The truth about Hawaiian affairs has never reached the State Department and that is the reason why, in the department, the knife has always been taken by the blade instead of by the handle in dealing with the Hawaiian question.

The United States always sent third rate politicians as ministers and consult to Honolulu, hence the erroneous information about Hawaii. I have on the spot studied Hawaii and the Hawaiians, their troubles with the missionaries of all creeds, and when distant from the islands I have kept an uninterrupted correspondence with the leaders of the Hawaiian nation, such as the Hons. Wilcox, Bush, Testa, Kaai, Kapena, Kaunamano, Kimo Pelekane [James I. Dowsett], and others.

My views on the Hawaiian question I explained at length to President Hayes and Secretary of State Evarts, to President Cleveland and to Assistant Secretary of State Porter: later, to Senator Morgan and to Congressman McCreary, and these are the statesmen that ought to dispose of the Hawaiian question and render justice to the weak, ill-treated, honest, and generous Hawaiian people that have been continually misrepresented, misjudged, and grossly wronged.

In accordance with the good order of things the coming self-appointed and self-styled Hawaiian commissioners, with more appearance than substance, should not be received by the United States authorities, because their self-attributed mission to Washington is based only upon selfish and malignant motives.

This will be a good opportunity for the great people of the United States to show their sentiment for fair play and generosity toward the unfortunate, harmless, friendly, and oppressed Hawaiian people, worthy of sympathy and of help in this their hour of national distress.
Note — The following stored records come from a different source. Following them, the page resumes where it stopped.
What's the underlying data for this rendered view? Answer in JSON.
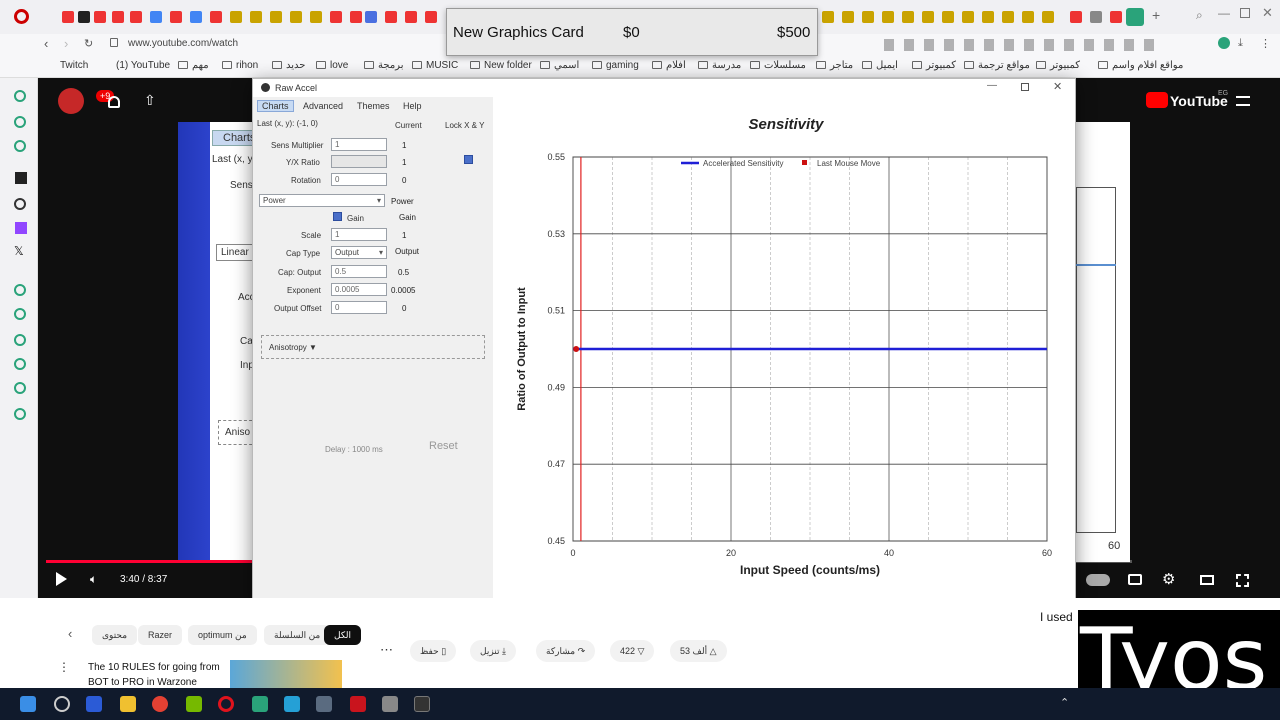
{
  "browser": {
    "url": "www.youtube.com/watch",
    "bookmarks": [
      "Twitch",
      "(1) YouTube",
      "مهم",
      "rihon",
      "حديد",
      "love",
      "برمجة",
      "MUSIC",
      "New folder",
      "اسمي",
      "gaming",
      "افلام",
      "مدرسة",
      "مسلسلات",
      "متاجر",
      "ايميل",
      "كمبيوتر",
      "مواقع ترجمة",
      "كمبيوتر",
      "مواقع افلام واسم"
    ]
  },
  "popup": {
    "item": "New Graphics Card",
    "current": "$0",
    "target": "$500"
  },
  "youtube": {
    "brand": "YouTube",
    "region": "EG",
    "notif_count": "+9",
    "time": "3:40 / 8:37",
    "progress_fraction": 0.43,
    "chips": [
      "الكل",
      "من السلسلة",
      "optimum من",
      "Razer",
      "محتوى"
    ],
    "actions": {
      "like": "53 ألف",
      "dislike": "422",
      "share": "مشاركة",
      "download": "تنزيل",
      "save": "حفظ"
    },
    "rec_title": "The 10 RULES for going from",
    "rec_sub": "BOT to PRO in Warzone",
    "comment_snip": "I used",
    "bg_labels": {
      "charts": "Charts",
      "last": "Last (x, y",
      "sens": "Sens",
      "linear": "Linear",
      "aniso": "Aniso",
      "acc": "Acc",
      "ca": "Ca",
      "inp": "Inp",
      "six": "60"
    }
  },
  "overlay_text": "Tyos",
  "rawaccel": {
    "title": "Raw Accel",
    "menu": [
      "Charts",
      "Advanced",
      "Themes",
      "Help"
    ],
    "last_xy": "Last (x, y): (-1, 0)",
    "col_current": "Current",
    "col_lock": "Lock X & Y",
    "fields": [
      {
        "label": "Sens Multiplier",
        "input": "1",
        "current": "1"
      },
      {
        "label": "Y/X Ratio",
        "input": "",
        "current": "1"
      },
      {
        "label": "Rotation",
        "input": "0",
        "current": "0"
      }
    ],
    "mode_select": "Power",
    "mode_current": "Power",
    "gain_label": "Gain",
    "gain_current": "Gain",
    "fields2": [
      {
        "label": "Scale",
        "input": "1",
        "current": "1"
      },
      {
        "label": "Cap Type",
        "input": "Output",
        "current": "Output"
      },
      {
        "label": "Cap: Output",
        "input": "0.5",
        "current": "0.5"
      },
      {
        "label": "Exponent",
        "input": "0.0005",
        "current": "0.0005"
      },
      {
        "label": "Output Offset",
        "input": "0",
        "current": "0"
      }
    ],
    "anisotropy": "Anisotropy ▼",
    "delay": "Delay : 1000 ms",
    "reset": "Reset"
  },
  "chart_data": {
    "type": "line",
    "title": "Sensitivity",
    "xlabel": "Input Speed (counts/ms)",
    "ylabel": "Ratio of Output to Input",
    "xlim": [
      0,
      60
    ],
    "ylim": [
      0.45,
      0.55
    ],
    "xticks": [
      0,
      20,
      40,
      60
    ],
    "yticks": [
      0.45,
      0.47,
      0.49,
      0.51,
      0.53,
      0.55
    ],
    "ytick_labels": [
      "0.45",
      "0.47",
      "0.49",
      "0.51",
      "0.53",
      "0.55"
    ],
    "series": [
      {
        "name": "Accelerated Sensitivity",
        "color": "#1f1fd6",
        "x": [
          0,
          60
        ],
        "y": [
          0.5,
          0.5
        ]
      },
      {
        "name": "Last Mouse Move",
        "color": "#cc1111",
        "type": "marker",
        "x": [
          0.4
        ],
        "y": [
          0.5
        ]
      }
    ],
    "vline_x": 1.0,
    "legend": "top"
  }
}
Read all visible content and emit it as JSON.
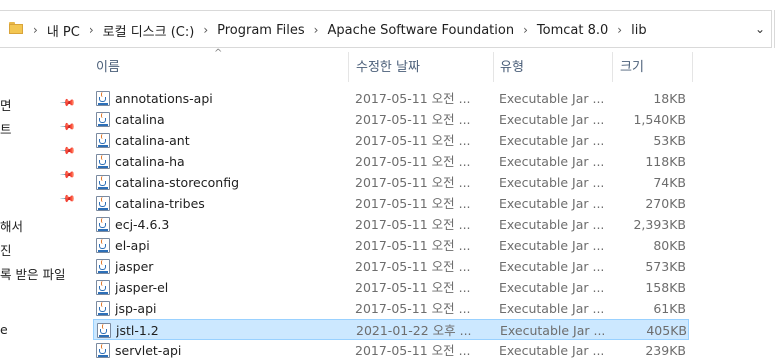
{
  "address_bar": {
    "breadcrumbs": [
      "내 PC",
      "로컬 디스크 (C:)",
      "Program Files",
      "Apache Software Foundation",
      "Tomcat 8.0",
      "lib"
    ],
    "separator": "›",
    "dropdown": "⌄"
  },
  "navigation": {
    "items": [
      "면",
      "트",
      "",
      "",
      "",
      "해서",
      "진",
      "록 받은 파일",
      "",
      "e"
    ],
    "pin_glyph": "📌"
  },
  "columns": {
    "name": "이름",
    "date": "수정한 날짜",
    "type": "유형",
    "size": "크기",
    "sort_indicator": "^"
  },
  "files": [
    {
      "name": "annotations-api",
      "date": "2017-05-11 오전 ...",
      "type": "Executable Jar ...",
      "size": "18KB"
    },
    {
      "name": "catalina",
      "date": "2017-05-11 오전 ...",
      "type": "Executable Jar ...",
      "size": "1,540KB"
    },
    {
      "name": "catalina-ant",
      "date": "2017-05-11 오전 ...",
      "type": "Executable Jar ...",
      "size": "53KB"
    },
    {
      "name": "catalina-ha",
      "date": "2017-05-11 오전 ...",
      "type": "Executable Jar ...",
      "size": "118KB"
    },
    {
      "name": "catalina-storeconfig",
      "date": "2017-05-11 오전 ...",
      "type": "Executable Jar ...",
      "size": "74KB"
    },
    {
      "name": "catalina-tribes",
      "date": "2017-05-11 오전 ...",
      "type": "Executable Jar ...",
      "size": "270KB"
    },
    {
      "name": "ecj-4.6.3",
      "date": "2017-05-11 오전 ...",
      "type": "Executable Jar ...",
      "size": "2,393KB"
    },
    {
      "name": "el-api",
      "date": "2017-05-11 오전 ...",
      "type": "Executable Jar ...",
      "size": "80KB"
    },
    {
      "name": "jasper",
      "date": "2017-05-11 오전 ...",
      "type": "Executable Jar ...",
      "size": "573KB"
    },
    {
      "name": "jasper-el",
      "date": "2017-05-11 오전 ...",
      "type": "Executable Jar ...",
      "size": "158KB"
    },
    {
      "name": "jsp-api",
      "date": "2017-05-11 오전 ...",
      "type": "Executable Jar ...",
      "size": "61KB"
    },
    {
      "name": "jstl-1.2",
      "date": "2021-01-22 오후 ...",
      "type": "Executable Jar ...",
      "size": "405KB",
      "selected": true
    },
    {
      "name": "servlet-api",
      "date": "2017-05-11 오전 ...",
      "type": "Executable Jar ...",
      "size": "239KB"
    }
  ],
  "colors": {
    "selection_bg": "#cce8ff",
    "selection_border": "#99d1ff",
    "header_text": "#4c607a"
  }
}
Celco Cæsar Moreno.

(Liberal, 2/25/1893, p. 2)

A Misunderstood People.

The Liberal, Volume I, Number 48, Page 2. February 25, 1893.